Oklahoma has been experiencing some seismic activity normally associated with other parts of the country and the world. One of them, registered at a 5.1 magnitude, was felt in four states besides Oklahoma earlier this month. The epicenter was determined to be near Prague. Others last month, registering 4.4, were centered in Edmonton.
Unlike in other areas that experience earthquakes, an immediate question was whether the recent quakes were caused by oil and gas activity in the area – particularly because many of them haven’t been too far below the ground. The Oklahoma Corporation Commission (OCC), however, ruled that out – at least for the January quakes.
A spokesman for the OCC said that they found “no evidence” of a connection and said that there has been “no drilling or wastewater disposal in the area for years.” In 2016, Oklahoma had more than 900 earthquakes that were attributed to oil and gas industry activity – specifically to wastewater disposal wells that send water into the Arbuckle formation
After the 5.1 quake early this month, the OCC shut down some oil and gas wastewater disposal wells. This was to help avoid sudden changes in pressure that could trigger more seismic activity. The OCC said to expect further action in the near future. The fault line where this quake occurred experienced a 5.7 magnitude quake in 2011 that caused injuries and serious damage to homes and other property.
What the OCC has to say
While a lot has changed since that quake over a dozen years ago, it’s critical for oil and gas companies to be aware of the continued potential for liability. Companies have been held liable in the past for injuries and damages caused by earthquakes determined to have resulted from oil and gas activity.
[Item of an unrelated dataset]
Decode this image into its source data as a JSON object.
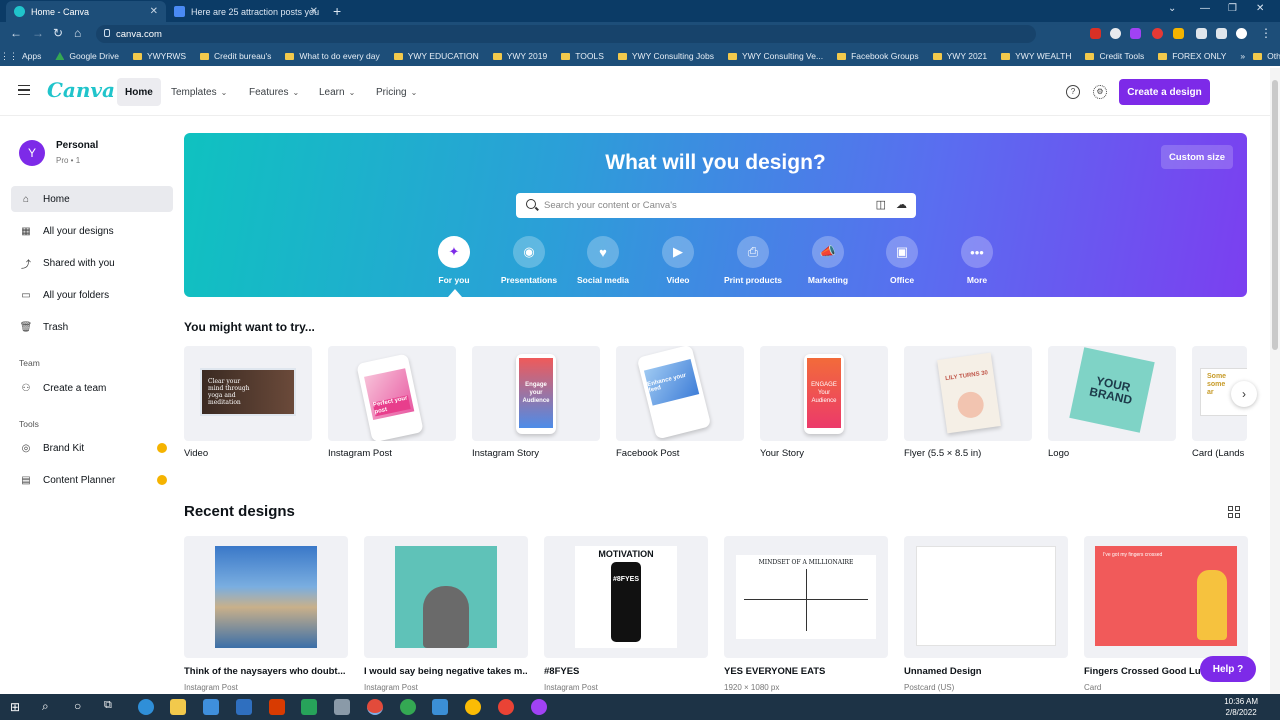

Having sound legal guidance before you’re facing litigation is crucial.